You’ve probably heard the statistics on trademarks: As of the fourth quarter of 2019, the United States Patent and Trademark Office reports over 2.5 million active registrations on the federal register and almost 400,000 new registrations per year—and the numbers go up every year. Many of your initial ideas will be ruled out due to potential conflicts.
No doubt, you’ve also heard the horror stories of brand names that cause embarrassment due to cultural or linguistic disasters. Everyone’s favorite story, the one about Chevy Nova not selling in Mexico, isn’t true. Still, plenty of real examples exist. Reebok had to recall a shoe named “Incubus” (defined as “an imaginary demon … fabled to have sexual intercourse with women during their sleep”). Buick’s LaCrosse initially launched in Canada as “Allure” due to similarities between the brand name and French slang for “masturbation.”
Preliminary trademark screening and linguistic disaster checks can help protect against worst-case scenarios. Don’t rely on cursory web searches and multilingual friends to get you through these steps—seek out professional help.
Falling in love too soon
Trademark and linguistic checks won’t catch everything, though—they’re purposely designed to remove obvious problems early in the process. A final, shorter list of name candidates should undergo a more rigorous legal search (and, sometimes, a more in-depth linguistic check) before the final name is selected. Because a handful of names can (and will) fail to survive deeper scrunity, avoid “falling in love” with any names before the lawyers have deemed them relatively safe to use.
Insisting on consensus and outside approval
Think of all the brand names that never would’ve survived had they required a conference room full of executives to say “yes.” Google. Gap. Back to the Future. As the cliché goes, if everyone has to agree on the pizza, you’ll wind up with plain cheese. But great brand names typically stand out, demand attention, generate buzz—even if they’re not for everyone. More Hawaiian than Margherita.
Ask enough people what they think of a name idea, and you’re bound to find some haters. Instead of trying to find a name no one can object to, find a name that a select few can get behind. Use the naming brief as a less subjective basis for decision-making, and by all means, don’t call for a vote or ask uninvolved and inexpert people what they think you should do.
Thinking it’ll “jump off the page”
Imagine yourself sitting in a conference room with your cofounders or colleagues, listening to a presentation of name ideas for your new company.
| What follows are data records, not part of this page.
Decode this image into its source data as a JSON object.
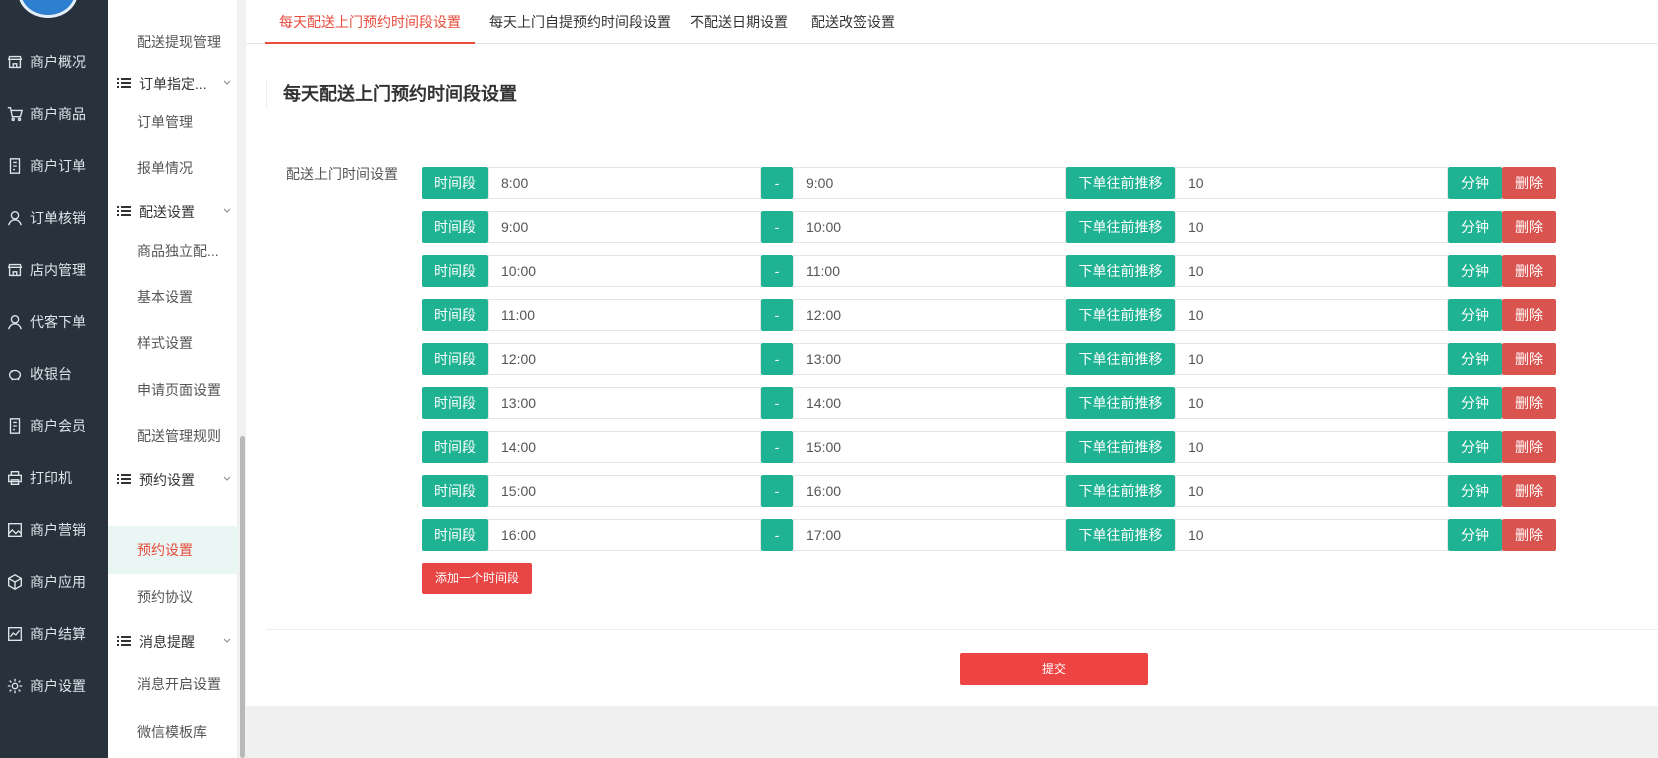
{
  "nav1": {
    "items": [
      {
        "label": "商户概况",
        "icon": "store-icon"
      },
      {
        "label": "商户商品",
        "icon": "cart-icon"
      },
      {
        "label": "商户订单",
        "icon": "order-doc-icon"
      },
      {
        "label": "订单核销",
        "icon": "user-icon"
      },
      {
        "label": "店内管理",
        "icon": "shop-icon"
      },
      {
        "label": "代客下单",
        "icon": "user-icon"
      },
      {
        "label": "收银台",
        "icon": "piggy-bank-icon"
      },
      {
        "label": "商户会员",
        "icon": "member-doc-icon"
      },
      {
        "label": "打印机",
        "icon": "printer-icon"
      },
      {
        "label": "商户营销",
        "icon": "image-icon"
      },
      {
        "label": "商户应用",
        "icon": "cube-icon"
      },
      {
        "label": "商户结算",
        "icon": "chart-icon"
      },
      {
        "label": "商户设置",
        "icon": "gear-icon"
      }
    ]
  },
  "nav2": {
    "top_item": "配送提现管理",
    "groups": [
      {
        "label": "订单指定...",
        "items": [
          "订单管理",
          "报单情况"
        ]
      },
      {
        "label": "配送设置",
        "items": [
          "商品独立配...",
          "基本设置",
          "样式设置",
          "申请页面设置",
          "配送管理规则"
        ]
      },
      {
        "label": "预约设置",
        "items": [
          "预约设置",
          "预约协议"
        ],
        "active": "预约设置"
      },
      {
        "label": "消息提醒",
        "items": [
          "消息开启设置",
          "微信模板库"
        ]
      }
    ]
  },
  "tabs": [
    {
      "label": "每天配送上门预约时间段设置",
      "active": true
    },
    {
      "label": "每天上门自提预约时间段设置",
      "active": false
    },
    {
      "label": "不配送日期设置",
      "active": false
    },
    {
      "label": "配送改签设置",
      "active": false
    }
  ],
  "section_title": "每天配送上门预约时间段设置",
  "form_label": "配送上门时间设置",
  "row_labels": {
    "period": "时间段",
    "dash": "-",
    "advance": "下单往前推移",
    "minutes": "分钟",
    "delete": "删除"
  },
  "time_rows": [
    {
      "start": "8:00",
      "end": "9:00",
      "advance": "10"
    },
    {
      "start": "9:00",
      "end": "10:00",
      "advance": "10"
    },
    {
      "start": "10:00",
      "end": "11:00",
      "advance": "10"
    },
    {
      "start": "11:00",
      "end": "12:00",
      "advance": "10"
    },
    {
      "start": "12:00",
      "end": "13:00",
      "advance": "10"
    },
    {
      "start": "13:00",
      "end": "14:00",
      "advance": "10"
    },
    {
      "start": "14:00",
      "end": "15:00",
      "advance": "10"
    },
    {
      "start": "15:00",
      "end": "16:00",
      "advance": "10"
    },
    {
      "start": "16:00",
      "end": "17:00",
      "advance": "10"
    }
  ],
  "add_button": "添加一个时间段",
  "submit_button": "提交",
  "colors": {
    "sidebar_bg": "#27323d",
    "accent_red": "#e74c3c",
    "addon_green": "#1fb393",
    "delete_red": "#d9534f",
    "active_bg": "#eaf6f4"
  }
}
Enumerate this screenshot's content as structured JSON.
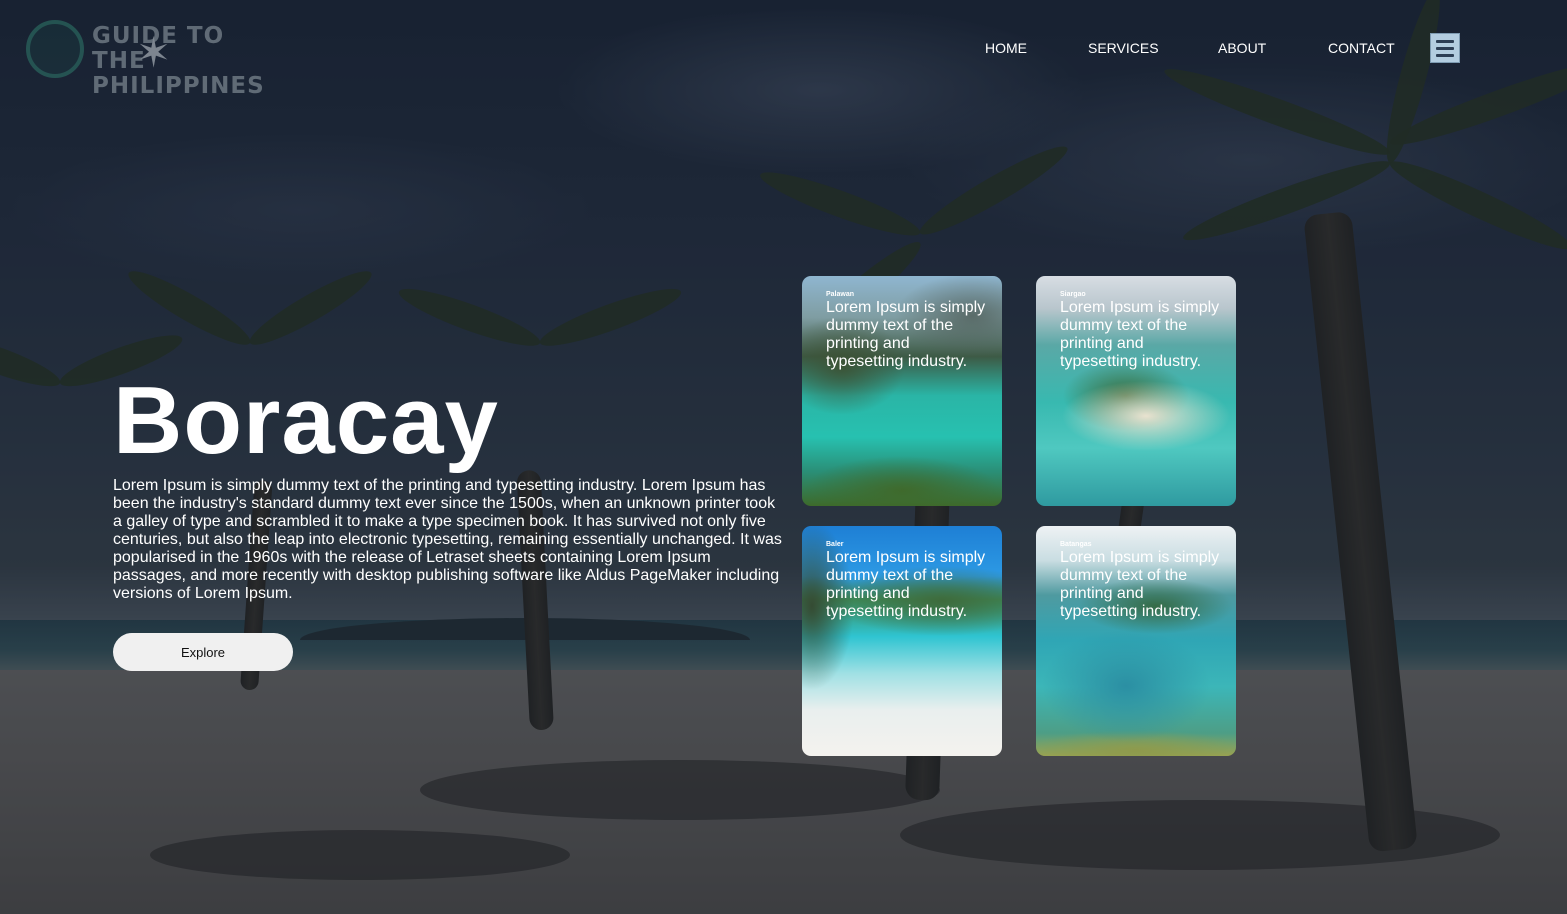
{
  "header": {
    "logo_text": "GUIDE TO THE PHILIPPINES",
    "nav": [
      {
        "label": "HOME"
      },
      {
        "label": "SERVICES"
      },
      {
        "label": "ABOUT"
      },
      {
        "label": "CONTACT"
      }
    ],
    "menu_icon": "hamburger-menu-icon"
  },
  "hero": {
    "title": "Boracay",
    "text": "Lorem Ipsum is simply dummy text of the printing and typesetting industry. Lorem Ipsum has been the industry's standard dummy text ever since the 1500s, when an unknown printer took a galley of type and scrambled it to make a type specimen book. It has survived not only five centuries, but also the leap into electronic typesetting, remaining essentially unchanged. It was popularised in the 1960s with the release of Letraset sheets containing Lorem Ipsum passages, and more recently with desktop publishing software like Aldus PageMaker including versions of Lorem Ipsum.",
    "button_label": "Explore"
  },
  "cards": [
    {
      "place": "Palawan",
      "text": "Lorem Ipsum is simply dummy text of the printing and typesetting industry."
    },
    {
      "place": "Siargao",
      "text": "Lorem Ipsum is simply dummy text of the printing and typesetting industry."
    },
    {
      "place": "Baler",
      "text": "Lorem Ipsum is simply dummy text of the printing and typesetting industry."
    },
    {
      "place": "Batangas",
      "text": "Lorem Ipsum is simply dummy text of the printing and typesetting industry."
    }
  ]
}
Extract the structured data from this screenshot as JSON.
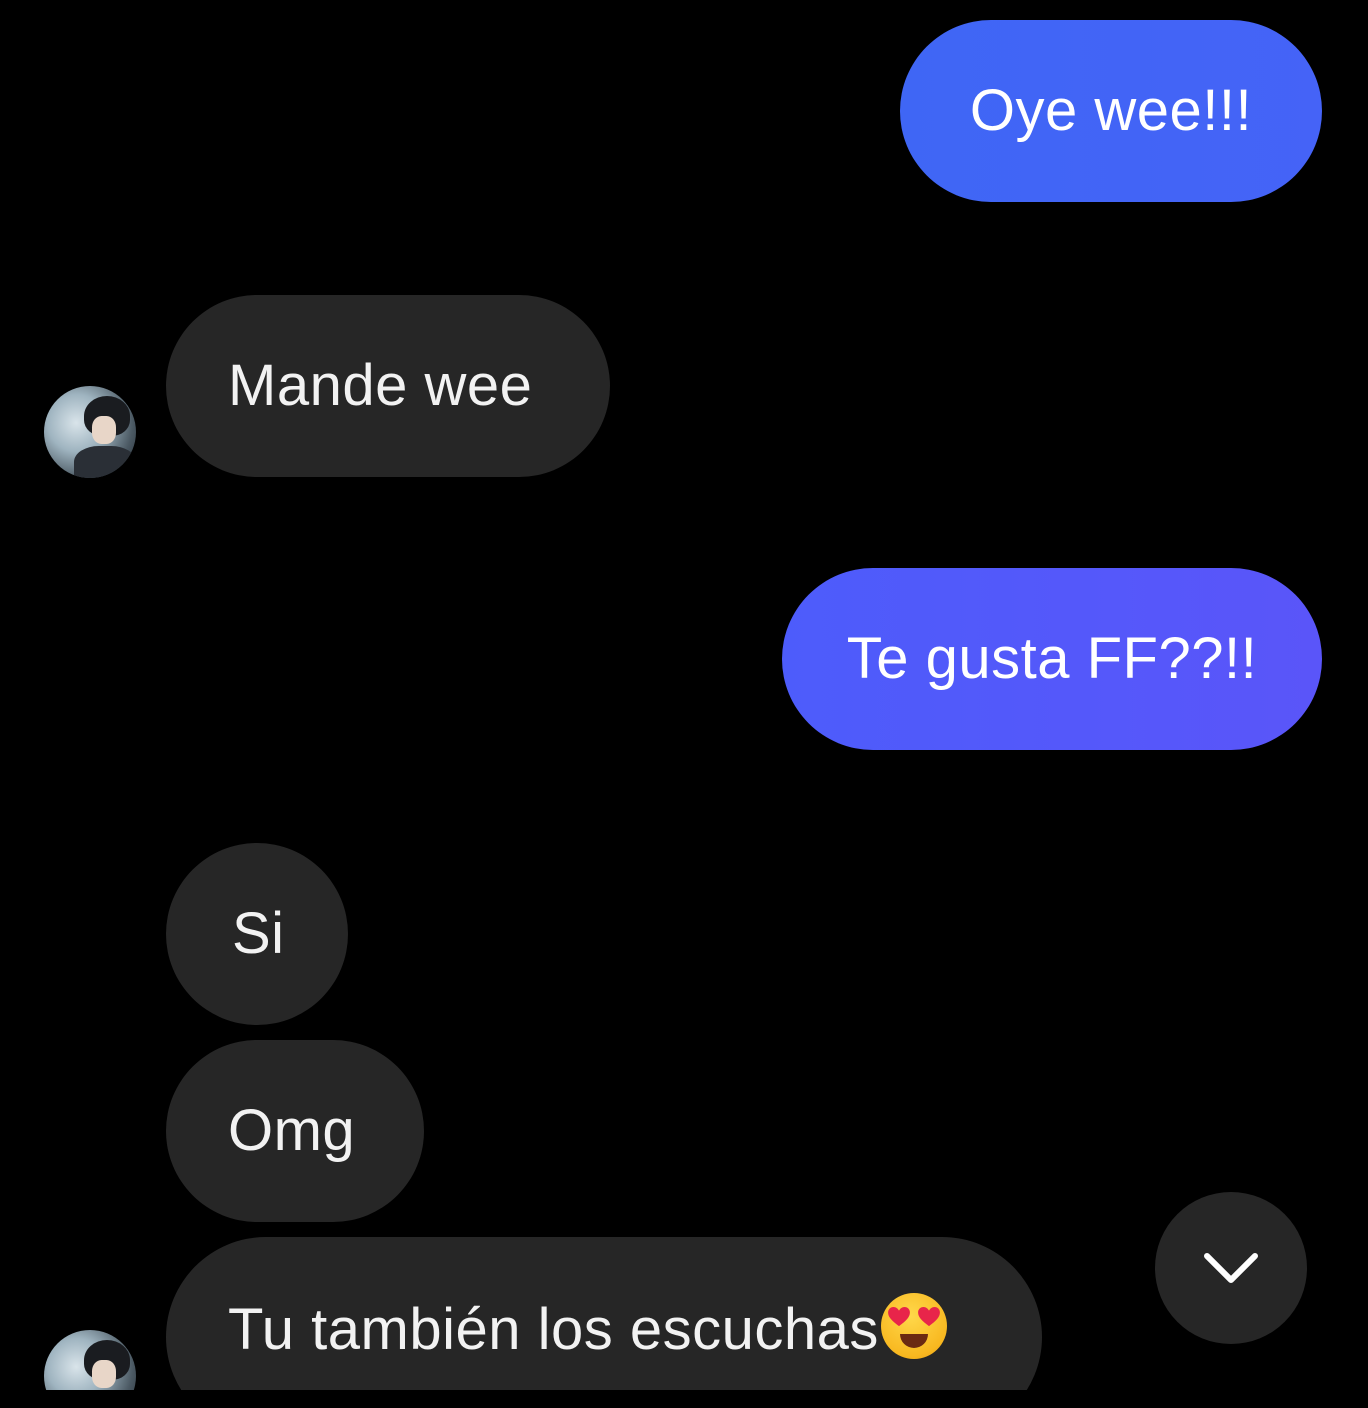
{
  "messages": [
    {
      "id": "msg-1",
      "direction": "outgoing",
      "text": "Oye wee!!!"
    },
    {
      "id": "msg-2",
      "direction": "incoming",
      "text": "Mande wee"
    },
    {
      "id": "msg-3",
      "direction": "outgoing",
      "text": "Te gusta FF??!!"
    },
    {
      "id": "msg-4",
      "direction": "incoming",
      "text": "Si"
    },
    {
      "id": "msg-5",
      "direction": "incoming",
      "text": "Omg"
    },
    {
      "id": "msg-6",
      "direction": "incoming",
      "text": "Tu también los escuchas",
      "emoji": "smiling-face-with-heart-eyes"
    }
  ],
  "scroll_button": {
    "icon": "chevron-down-icon"
  },
  "colors": {
    "background": "#000000",
    "outgoing_bubble_start": "#3f66f5",
    "outgoing_bubble_end": "#5a55f9",
    "incoming_bubble": "#262626",
    "text": "#ffffff"
  }
}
The naming brief you approved calls for ideas that speak to simplicity, and you’re seeing dozens of ideas:
Did one name “jump off the page” for you? If you’d been Jobs and Wozniak, would it have been “Apple,” a name that stands for simplicity in computing? Maybe. If you’d been Jack Dorsey, would it have been “Square”—simplicity in payments? Or “Orange,” if you’d been naming a simpler mobile network? “Pebble” for a simple smartwatch?
These are great brand names (Apple, for example, is often cited as one of the best), but would any necessarily have been the obvious choice? Probably not. If the namers have done their job well and the brief provided clear direction, you may see a lot of similarity in the name ideas. That might leave you feeling overwhelmed, confused, or disappointed—especially if you expected this to be easy. It’s unlikely a single name will rise above the others. And if it does, there’s even less chance it’s the same name your fellow decision-makers will be drawn to.
Not allowing enough time
Lastly, a full naming process takes time. Sometimes the legal search alone can take three weeks. Give yourself six, just in case.
Have you ever slipped into one of these pitfalls? Or encountered others that I didn’t list above? How did you recover? What did you learn? I’d love to hear your thoughts in the comments below.
Rob Meyerson is a brand consultant, professional namer, and host of the How Brands Are Built podcast. He is also principal and founder of Heirloom, an independent brand strategy and identity firm in the San Francisco Bay Area.